If, as seems likely, Donald Trump is the Republican presidential nominee next year, the 2024 elections will be a referendum on several crucial issues: the prospect of authoritarianism in America, the continuation of a vibrant democracy, the relationship between the executive branch and the other two branches of government, and much else of grave significance.
It will also be a referendum on whether Trump will ever be held legally accountable for his actions. Trump faces multiple civil suits and at least two criminal indictments (with two more seemingly just over the horizon). If Trump were to win reelection, it is almost certain that none of these will ever be resolved—at least not in a way that is adverse to his interests, which any reasonable system would admit as a possibility. Such is the power of the presidency.
Take the simplest cases first: his pending indictment in Florida for violations of the Espionage Act relating to the retention of classified documents, and his anticipated indictment for actions relating to the January 6 insurrection.
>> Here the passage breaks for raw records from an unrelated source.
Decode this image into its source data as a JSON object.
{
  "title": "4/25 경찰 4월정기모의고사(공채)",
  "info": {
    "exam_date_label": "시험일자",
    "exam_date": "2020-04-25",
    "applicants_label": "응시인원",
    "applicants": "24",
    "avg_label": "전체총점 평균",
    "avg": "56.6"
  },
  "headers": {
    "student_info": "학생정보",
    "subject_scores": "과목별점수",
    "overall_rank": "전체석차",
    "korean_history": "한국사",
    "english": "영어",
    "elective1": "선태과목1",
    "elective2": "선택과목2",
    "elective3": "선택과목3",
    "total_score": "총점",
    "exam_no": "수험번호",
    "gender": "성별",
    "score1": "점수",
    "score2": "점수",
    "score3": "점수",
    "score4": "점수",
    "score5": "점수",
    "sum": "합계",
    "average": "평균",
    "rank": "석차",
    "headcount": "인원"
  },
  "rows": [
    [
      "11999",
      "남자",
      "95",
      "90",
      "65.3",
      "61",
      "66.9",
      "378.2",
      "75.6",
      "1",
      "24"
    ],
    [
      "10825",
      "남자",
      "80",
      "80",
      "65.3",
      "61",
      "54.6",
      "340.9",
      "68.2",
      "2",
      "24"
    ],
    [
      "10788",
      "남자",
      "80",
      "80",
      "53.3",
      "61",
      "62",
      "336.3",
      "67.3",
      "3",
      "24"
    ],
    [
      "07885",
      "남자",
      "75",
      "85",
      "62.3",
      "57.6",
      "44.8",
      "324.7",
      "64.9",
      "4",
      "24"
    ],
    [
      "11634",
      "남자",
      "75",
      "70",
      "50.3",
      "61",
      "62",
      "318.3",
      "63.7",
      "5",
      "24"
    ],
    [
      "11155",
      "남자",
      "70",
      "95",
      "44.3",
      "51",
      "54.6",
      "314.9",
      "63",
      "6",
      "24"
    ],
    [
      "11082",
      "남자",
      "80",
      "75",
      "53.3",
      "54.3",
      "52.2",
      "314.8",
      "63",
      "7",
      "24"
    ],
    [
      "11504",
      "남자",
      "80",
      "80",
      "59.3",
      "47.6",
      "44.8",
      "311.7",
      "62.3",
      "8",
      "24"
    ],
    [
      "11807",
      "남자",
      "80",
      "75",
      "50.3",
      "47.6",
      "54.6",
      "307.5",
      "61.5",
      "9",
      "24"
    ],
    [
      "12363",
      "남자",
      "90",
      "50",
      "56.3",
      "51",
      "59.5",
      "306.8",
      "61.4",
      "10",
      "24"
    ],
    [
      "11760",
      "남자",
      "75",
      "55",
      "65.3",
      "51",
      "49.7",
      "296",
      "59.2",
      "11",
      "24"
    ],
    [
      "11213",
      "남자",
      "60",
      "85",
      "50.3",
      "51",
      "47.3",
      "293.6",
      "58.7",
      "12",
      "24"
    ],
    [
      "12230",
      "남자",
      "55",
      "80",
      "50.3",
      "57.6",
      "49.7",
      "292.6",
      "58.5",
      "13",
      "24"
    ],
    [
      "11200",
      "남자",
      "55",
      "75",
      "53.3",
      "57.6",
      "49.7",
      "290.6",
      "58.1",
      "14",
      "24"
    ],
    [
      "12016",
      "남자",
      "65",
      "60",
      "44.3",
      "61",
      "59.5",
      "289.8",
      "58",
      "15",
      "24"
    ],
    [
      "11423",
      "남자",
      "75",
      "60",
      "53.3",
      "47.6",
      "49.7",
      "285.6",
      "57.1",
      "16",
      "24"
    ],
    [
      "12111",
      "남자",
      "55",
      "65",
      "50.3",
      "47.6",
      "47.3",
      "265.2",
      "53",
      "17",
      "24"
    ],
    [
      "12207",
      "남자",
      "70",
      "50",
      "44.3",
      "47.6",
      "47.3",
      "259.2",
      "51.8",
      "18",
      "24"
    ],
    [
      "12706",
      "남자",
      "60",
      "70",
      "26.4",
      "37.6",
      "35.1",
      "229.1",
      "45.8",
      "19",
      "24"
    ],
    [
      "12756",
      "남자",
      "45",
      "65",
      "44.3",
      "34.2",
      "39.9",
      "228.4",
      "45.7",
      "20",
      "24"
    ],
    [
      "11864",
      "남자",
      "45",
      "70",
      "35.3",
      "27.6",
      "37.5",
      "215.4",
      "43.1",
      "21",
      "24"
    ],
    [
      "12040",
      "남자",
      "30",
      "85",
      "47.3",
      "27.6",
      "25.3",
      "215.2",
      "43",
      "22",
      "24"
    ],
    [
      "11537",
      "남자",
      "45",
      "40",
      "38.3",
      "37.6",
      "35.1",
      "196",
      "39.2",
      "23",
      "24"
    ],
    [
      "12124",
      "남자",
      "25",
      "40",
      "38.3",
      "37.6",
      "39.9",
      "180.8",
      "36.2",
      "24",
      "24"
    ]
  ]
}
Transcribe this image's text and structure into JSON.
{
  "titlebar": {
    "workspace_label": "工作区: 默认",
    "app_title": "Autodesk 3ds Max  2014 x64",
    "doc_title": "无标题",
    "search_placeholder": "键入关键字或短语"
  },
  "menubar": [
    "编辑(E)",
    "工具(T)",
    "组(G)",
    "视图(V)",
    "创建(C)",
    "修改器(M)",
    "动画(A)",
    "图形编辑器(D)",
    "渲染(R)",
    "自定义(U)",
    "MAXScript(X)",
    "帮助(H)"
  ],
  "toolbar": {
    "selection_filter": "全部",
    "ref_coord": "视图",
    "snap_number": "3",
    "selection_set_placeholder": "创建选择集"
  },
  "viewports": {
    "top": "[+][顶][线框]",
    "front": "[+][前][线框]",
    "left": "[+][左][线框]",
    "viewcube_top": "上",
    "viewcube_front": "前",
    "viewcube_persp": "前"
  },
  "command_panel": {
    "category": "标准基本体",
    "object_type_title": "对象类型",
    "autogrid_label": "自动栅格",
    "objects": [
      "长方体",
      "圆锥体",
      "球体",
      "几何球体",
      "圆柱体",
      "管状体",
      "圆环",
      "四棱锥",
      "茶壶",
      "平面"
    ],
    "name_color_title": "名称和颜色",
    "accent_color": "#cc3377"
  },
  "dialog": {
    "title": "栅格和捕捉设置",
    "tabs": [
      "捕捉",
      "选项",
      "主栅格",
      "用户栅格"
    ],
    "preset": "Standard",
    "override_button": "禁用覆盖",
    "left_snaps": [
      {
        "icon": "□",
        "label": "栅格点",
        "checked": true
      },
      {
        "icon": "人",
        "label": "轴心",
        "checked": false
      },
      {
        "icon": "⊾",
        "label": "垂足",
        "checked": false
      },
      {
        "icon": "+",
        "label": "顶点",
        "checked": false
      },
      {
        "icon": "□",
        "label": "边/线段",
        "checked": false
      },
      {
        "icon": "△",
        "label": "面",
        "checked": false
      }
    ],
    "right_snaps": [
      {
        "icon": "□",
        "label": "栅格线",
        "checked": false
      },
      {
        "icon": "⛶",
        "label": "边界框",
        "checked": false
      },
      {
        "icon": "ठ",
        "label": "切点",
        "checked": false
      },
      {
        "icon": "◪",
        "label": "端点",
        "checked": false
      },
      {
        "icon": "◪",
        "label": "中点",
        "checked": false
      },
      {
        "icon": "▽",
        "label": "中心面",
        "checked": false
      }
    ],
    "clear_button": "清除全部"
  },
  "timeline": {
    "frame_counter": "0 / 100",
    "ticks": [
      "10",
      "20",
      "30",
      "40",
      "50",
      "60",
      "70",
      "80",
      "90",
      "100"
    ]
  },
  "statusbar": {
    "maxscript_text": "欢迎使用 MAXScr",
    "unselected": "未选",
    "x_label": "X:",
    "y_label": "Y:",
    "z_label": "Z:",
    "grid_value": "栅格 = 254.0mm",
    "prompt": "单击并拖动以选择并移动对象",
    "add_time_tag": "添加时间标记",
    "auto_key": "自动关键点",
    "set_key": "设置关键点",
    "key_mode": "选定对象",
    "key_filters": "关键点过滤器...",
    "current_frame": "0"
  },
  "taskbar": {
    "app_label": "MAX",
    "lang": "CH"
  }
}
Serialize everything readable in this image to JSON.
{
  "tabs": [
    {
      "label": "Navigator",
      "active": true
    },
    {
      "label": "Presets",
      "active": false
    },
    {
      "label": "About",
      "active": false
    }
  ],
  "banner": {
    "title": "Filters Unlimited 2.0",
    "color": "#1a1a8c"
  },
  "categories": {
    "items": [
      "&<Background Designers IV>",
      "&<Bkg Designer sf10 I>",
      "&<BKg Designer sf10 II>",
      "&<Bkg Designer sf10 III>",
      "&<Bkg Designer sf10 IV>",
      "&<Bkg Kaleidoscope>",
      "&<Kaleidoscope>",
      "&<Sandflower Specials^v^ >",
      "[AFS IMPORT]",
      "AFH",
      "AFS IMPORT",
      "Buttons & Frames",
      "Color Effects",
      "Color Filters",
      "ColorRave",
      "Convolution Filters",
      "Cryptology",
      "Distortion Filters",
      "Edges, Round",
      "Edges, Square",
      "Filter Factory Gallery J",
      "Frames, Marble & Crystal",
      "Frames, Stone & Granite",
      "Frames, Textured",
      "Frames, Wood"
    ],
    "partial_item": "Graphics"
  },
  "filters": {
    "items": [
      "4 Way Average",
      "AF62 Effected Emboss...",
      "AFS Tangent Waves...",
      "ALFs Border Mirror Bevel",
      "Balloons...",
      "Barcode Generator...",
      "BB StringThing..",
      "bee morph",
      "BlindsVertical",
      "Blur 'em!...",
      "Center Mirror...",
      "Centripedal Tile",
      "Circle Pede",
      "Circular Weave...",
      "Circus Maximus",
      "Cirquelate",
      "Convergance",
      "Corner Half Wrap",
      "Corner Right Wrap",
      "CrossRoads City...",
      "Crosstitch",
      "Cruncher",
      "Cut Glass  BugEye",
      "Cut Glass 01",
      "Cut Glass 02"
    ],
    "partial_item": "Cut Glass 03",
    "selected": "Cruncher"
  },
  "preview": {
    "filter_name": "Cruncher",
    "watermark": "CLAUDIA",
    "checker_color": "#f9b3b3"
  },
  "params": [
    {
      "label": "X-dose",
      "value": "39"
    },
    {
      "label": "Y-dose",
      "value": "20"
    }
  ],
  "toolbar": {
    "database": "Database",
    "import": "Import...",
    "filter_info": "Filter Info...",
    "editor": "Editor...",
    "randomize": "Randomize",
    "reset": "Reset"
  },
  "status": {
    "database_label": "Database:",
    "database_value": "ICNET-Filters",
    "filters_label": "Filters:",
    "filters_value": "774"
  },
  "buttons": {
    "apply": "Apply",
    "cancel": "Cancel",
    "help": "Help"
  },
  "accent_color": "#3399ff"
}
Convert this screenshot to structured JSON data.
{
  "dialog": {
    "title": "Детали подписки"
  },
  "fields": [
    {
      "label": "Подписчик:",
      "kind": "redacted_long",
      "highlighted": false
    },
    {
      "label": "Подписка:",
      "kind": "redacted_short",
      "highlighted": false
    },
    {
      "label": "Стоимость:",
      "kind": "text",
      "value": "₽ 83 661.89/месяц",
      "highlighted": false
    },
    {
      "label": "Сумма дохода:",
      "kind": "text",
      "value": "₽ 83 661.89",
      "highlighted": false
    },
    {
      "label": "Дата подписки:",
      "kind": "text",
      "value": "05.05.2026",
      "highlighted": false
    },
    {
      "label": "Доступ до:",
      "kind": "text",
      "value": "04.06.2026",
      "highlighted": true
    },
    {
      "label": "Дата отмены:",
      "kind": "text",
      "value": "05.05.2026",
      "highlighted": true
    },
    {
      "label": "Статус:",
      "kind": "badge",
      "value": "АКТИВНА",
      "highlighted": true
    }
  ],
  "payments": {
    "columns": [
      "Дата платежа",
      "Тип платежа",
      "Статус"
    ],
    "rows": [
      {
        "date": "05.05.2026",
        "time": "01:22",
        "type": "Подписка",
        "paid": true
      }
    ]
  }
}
If Trump is elected, neither of these cases will ever result in a final judgment of Trump’s guilt (much less incarceration).
The Mar-a-Lago documents case is set to go to trial in May 2024. Although many people suspect, not without foundation, that this trial date will slip, let us indulge the possibility that the trial occurs as scheduled and that sometime in June or July 2024, a jury convicts Trump. There is virtually no doubt that Trump would appeal such a verdict, and there is likewise almost no doubt that the presiding judge, Aileen Cannon, would allow him to remain free on appeal.
I have handled several criminal appeals in my career. None has ever been resolved, in even the simplest of cases, in less than a year. That’s just the way our appellate system works; there is no sense of urgency to the proceedings at all (nor, to be clear, should there be in the normal course of business—the trial has concluded and the record is complete; a mature and thoughtful review of those proceedings requires time). The result is that Trump’s appeal of his federal conviction (assuming one is secured) will quite likely still be pending before the Eleventh Circuit, the court with appellate jurisdiction over federal trials in Florida, at least through mid-2025—well past the election and into the next presidential term. And even were an appeal to be concluded quickly, Trump would inevitably then petition the Supreme Court for review, taking yet more time. [Continue reading…]